Programme Manager Nigel Forrestal (UNMAO) and Director Alawad
Al-Bashir (GONU) sign a communiqué on mine action. (Photo UNMIS)

The United Nations Mine Action Office (UNMAO) oversees all mine action
activities in Sudan and operates with an annual budget of $73 million.
The agency’s Sudan Mine Action Programme will be transferred to the
National Mine Action Centre (NMAC) based in Khartoum and the South
Sudan Demining Commission (SSDC) based in Juba.

Mine action authorities were established in Juba, the capital of the
semi-autonomous Government of Southern Sudan (GOSS) and Khartoum, the
seat of the Government of National Unity (GONU), following the signing
of the Comprehensive Peace Agreement of 2005, which ended a 22-year
civil war.

"I believe that we prepared a very good document that will help us
pave the way for the future. Time is very short, but I trust that the
foundations are laid," said Brigadier Alawad AlBashir, director of
NMAC.

Since the beginning of the programme in 2002, UNMAO claims to have
opened almost 28,000 km of roads, cleared 43 million square metres of
land, destroyed 805,000 mines and unexploded ordinance, and educated
2.3 million people about mine awareness issues.

Now the agency plans to transfer mine action responsibilities to
Sudanese authorities in three stages: capacity development, joint
activities and finally full national ownership by 2011.

"UNMAO will implement an exit strategy while placing key national and
international staff among national authorities’ technical advisors,"
said a statement issued by UNMAO on Sunday.

A Memorandum of Understanding between the UN and national authorities
could be signed by the end of 2008, with implementation of the first
phase of the transition plan beginning in January 2009, according to
UNMAO.

Jurkuch Barach Jurkuch, commissioner of the SSDC said, "The
preparation of this plan was not simple, but the fact that it has been
achieved demonstrates the commitment of all parties. Now that the
dream has come true, we need to commit ourselves to it".

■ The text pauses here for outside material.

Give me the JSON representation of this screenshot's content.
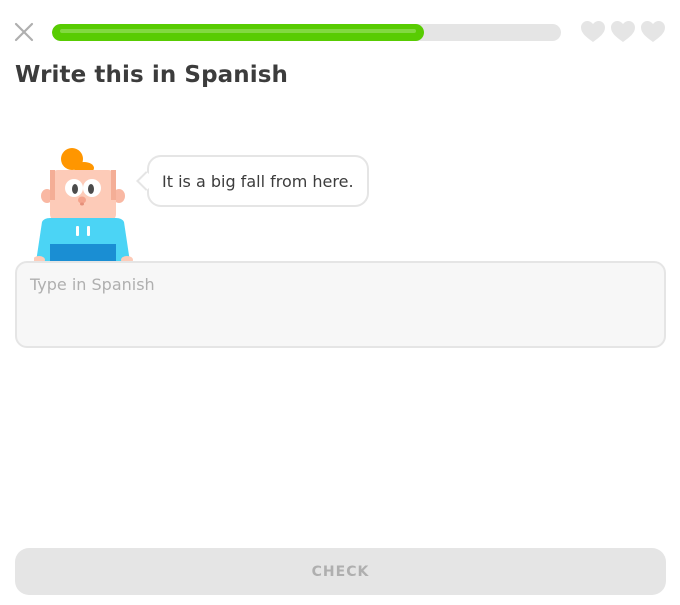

Ultimately, Sudanese authorities’ core management responsibilities
will include compliance to the international mine ban, planning and
coordination of mine action activities, establishment of national
technical standards, quality and information management, fundraising
and assisting victims of landmines.

Other parties engaged in the transition process include Sudan’s
Ministry of Humanitarian Affairs, the UN Mine Action Service, the UN
Development Programme (UNDP) and the UN Children’s Programme (UNICEF).

(ST)